▶ _ASSIGNMENT_: If a line in the records below contains the word "Cena", copy it.

[Interface dataset entries]
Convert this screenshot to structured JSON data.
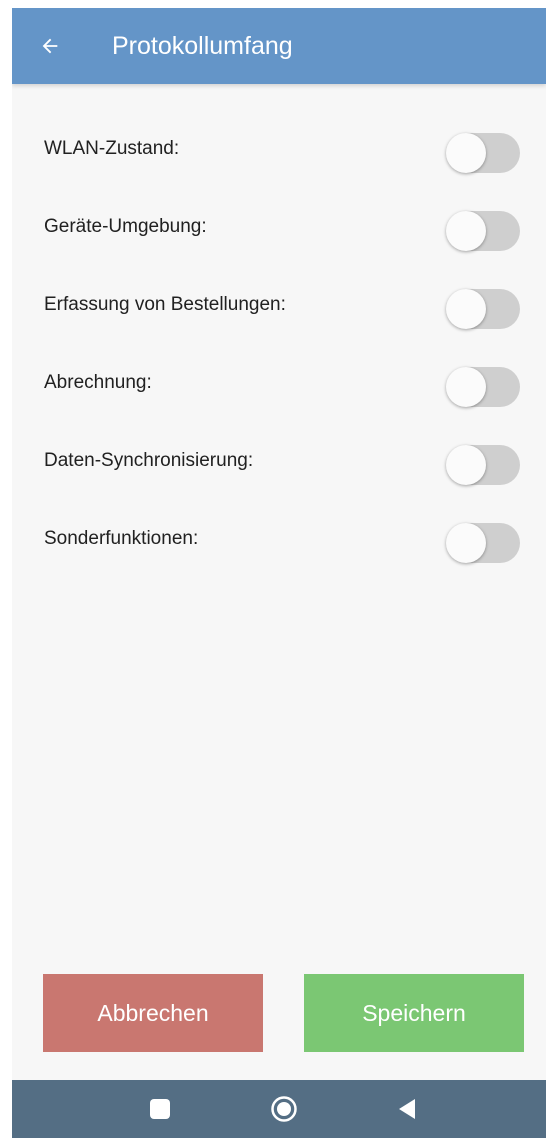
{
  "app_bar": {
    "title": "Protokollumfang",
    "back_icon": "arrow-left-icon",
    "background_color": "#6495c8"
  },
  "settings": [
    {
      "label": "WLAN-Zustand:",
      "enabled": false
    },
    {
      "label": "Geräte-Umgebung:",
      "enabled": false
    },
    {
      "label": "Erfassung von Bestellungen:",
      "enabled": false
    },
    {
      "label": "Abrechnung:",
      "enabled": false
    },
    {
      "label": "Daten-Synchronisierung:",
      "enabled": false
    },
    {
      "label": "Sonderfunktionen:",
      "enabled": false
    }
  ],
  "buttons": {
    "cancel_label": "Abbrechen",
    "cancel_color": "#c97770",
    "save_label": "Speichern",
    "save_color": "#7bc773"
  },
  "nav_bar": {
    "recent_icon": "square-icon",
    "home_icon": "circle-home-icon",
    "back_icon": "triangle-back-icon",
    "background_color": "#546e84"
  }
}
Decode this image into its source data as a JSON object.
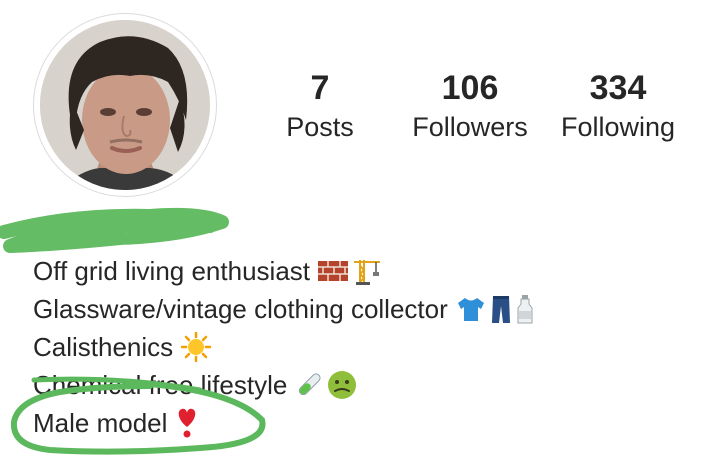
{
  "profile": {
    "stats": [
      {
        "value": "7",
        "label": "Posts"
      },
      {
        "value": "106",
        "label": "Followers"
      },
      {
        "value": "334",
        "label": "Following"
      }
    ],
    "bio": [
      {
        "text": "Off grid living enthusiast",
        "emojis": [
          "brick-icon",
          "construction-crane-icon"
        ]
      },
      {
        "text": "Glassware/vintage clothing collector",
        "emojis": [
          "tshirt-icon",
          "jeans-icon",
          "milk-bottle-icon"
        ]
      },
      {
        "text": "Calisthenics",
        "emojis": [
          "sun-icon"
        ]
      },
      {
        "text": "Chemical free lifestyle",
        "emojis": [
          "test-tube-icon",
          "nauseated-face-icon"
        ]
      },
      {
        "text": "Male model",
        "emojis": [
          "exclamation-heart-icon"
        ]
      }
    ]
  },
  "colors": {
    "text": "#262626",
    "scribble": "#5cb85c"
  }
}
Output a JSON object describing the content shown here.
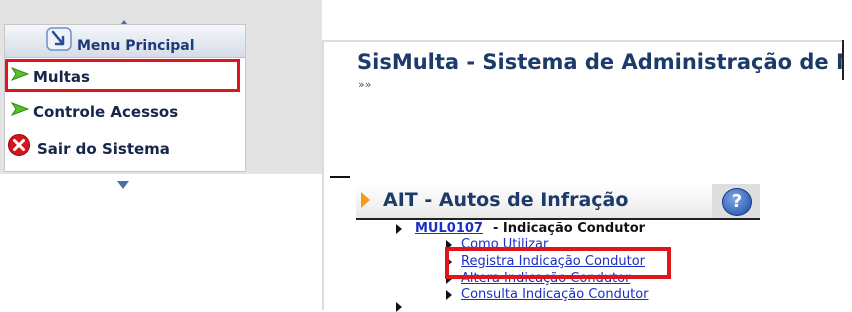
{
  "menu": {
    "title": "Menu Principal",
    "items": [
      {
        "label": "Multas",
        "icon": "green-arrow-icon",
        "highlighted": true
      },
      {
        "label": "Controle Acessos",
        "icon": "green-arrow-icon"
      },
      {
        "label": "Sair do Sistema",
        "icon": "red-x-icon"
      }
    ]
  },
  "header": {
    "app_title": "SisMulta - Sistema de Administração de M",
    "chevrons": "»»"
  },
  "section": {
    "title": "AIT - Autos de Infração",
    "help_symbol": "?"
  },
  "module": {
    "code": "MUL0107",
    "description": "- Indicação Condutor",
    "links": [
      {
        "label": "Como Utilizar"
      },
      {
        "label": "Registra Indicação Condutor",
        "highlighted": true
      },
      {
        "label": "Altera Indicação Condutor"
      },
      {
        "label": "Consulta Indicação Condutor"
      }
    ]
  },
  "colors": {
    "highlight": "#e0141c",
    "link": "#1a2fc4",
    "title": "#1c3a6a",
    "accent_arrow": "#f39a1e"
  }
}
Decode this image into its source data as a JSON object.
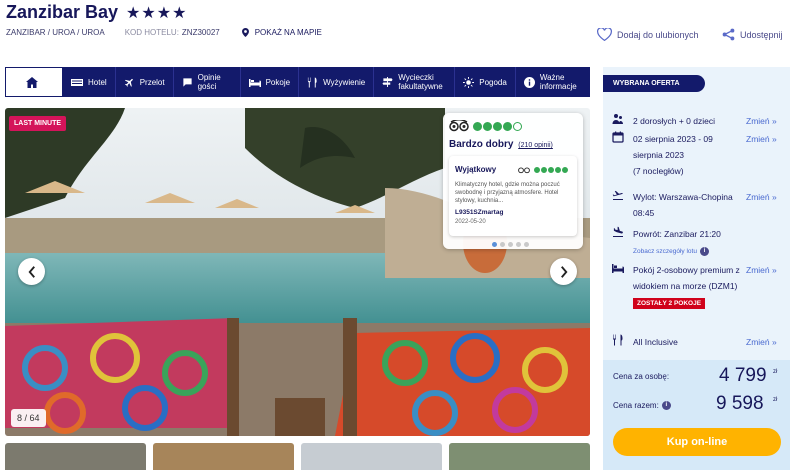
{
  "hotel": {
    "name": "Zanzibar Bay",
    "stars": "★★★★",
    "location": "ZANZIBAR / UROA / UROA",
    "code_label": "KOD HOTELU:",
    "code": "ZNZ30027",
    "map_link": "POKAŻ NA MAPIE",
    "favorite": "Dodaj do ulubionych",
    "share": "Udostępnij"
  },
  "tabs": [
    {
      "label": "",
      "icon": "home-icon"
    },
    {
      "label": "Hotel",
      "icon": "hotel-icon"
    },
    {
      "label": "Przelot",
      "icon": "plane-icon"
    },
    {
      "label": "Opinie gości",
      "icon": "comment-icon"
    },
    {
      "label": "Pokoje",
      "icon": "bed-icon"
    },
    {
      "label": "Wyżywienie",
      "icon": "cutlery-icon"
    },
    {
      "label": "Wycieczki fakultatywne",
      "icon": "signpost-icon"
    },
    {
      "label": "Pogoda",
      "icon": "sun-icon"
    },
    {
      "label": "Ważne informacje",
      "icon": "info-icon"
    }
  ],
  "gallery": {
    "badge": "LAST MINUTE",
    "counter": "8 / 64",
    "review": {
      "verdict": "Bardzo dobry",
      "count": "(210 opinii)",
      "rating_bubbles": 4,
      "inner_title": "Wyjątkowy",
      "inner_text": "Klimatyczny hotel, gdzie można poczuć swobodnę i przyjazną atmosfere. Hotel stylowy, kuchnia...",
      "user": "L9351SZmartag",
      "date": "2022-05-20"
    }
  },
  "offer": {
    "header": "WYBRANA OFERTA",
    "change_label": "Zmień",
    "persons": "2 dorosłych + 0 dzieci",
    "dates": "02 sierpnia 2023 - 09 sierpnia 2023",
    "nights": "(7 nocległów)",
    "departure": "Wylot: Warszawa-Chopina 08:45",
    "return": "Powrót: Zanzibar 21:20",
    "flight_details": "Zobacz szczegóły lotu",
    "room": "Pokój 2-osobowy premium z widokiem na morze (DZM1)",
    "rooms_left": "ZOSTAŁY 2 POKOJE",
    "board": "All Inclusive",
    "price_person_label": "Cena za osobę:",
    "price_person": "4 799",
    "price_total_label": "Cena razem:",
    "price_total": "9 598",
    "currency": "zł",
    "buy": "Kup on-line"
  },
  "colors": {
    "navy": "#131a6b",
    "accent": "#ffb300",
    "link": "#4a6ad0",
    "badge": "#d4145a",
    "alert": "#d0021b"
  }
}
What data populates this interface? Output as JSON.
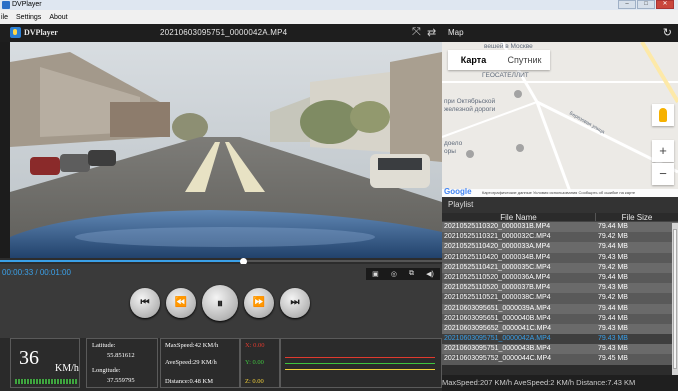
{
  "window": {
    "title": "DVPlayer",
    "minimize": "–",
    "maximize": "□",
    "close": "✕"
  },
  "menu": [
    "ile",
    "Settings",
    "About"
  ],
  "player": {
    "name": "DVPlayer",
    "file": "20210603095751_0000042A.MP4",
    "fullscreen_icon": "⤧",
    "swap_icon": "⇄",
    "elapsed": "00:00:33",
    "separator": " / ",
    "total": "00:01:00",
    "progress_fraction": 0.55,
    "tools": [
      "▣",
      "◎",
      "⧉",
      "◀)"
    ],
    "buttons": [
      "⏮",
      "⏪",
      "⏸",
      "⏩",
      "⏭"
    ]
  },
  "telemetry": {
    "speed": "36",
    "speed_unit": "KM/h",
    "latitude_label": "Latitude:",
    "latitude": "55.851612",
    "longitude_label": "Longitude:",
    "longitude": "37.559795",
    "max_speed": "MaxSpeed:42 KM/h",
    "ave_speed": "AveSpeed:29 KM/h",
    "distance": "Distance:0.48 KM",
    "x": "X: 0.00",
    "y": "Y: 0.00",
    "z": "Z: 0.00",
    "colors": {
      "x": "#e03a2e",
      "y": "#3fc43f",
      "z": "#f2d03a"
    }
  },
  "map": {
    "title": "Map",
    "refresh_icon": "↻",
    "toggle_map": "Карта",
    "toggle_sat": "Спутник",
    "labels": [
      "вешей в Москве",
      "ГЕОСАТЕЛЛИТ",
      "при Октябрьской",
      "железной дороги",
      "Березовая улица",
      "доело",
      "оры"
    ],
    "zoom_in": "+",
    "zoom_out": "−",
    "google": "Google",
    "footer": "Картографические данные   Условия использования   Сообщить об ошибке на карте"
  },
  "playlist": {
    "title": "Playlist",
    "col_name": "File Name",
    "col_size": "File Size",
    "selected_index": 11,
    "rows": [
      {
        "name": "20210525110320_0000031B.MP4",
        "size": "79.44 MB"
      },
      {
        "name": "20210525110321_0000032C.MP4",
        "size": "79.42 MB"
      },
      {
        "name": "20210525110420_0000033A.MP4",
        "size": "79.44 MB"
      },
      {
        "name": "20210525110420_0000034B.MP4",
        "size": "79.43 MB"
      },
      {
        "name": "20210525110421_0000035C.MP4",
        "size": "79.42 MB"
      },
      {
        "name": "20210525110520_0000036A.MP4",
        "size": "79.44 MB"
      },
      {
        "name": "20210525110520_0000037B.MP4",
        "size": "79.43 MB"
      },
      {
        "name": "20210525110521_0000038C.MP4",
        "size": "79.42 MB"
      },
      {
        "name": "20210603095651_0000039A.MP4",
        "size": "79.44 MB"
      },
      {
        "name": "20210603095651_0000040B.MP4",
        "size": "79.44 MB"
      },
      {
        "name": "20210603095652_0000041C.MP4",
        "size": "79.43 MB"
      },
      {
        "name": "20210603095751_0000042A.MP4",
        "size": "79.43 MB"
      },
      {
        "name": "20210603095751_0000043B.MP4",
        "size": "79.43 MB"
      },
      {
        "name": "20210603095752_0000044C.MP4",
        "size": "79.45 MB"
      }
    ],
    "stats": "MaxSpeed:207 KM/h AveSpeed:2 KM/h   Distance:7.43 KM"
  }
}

▶ _YOUR RESPONSE_:
    "price_person_label": "Cena za osobę:",
    "price_total_label": "Cena razem:",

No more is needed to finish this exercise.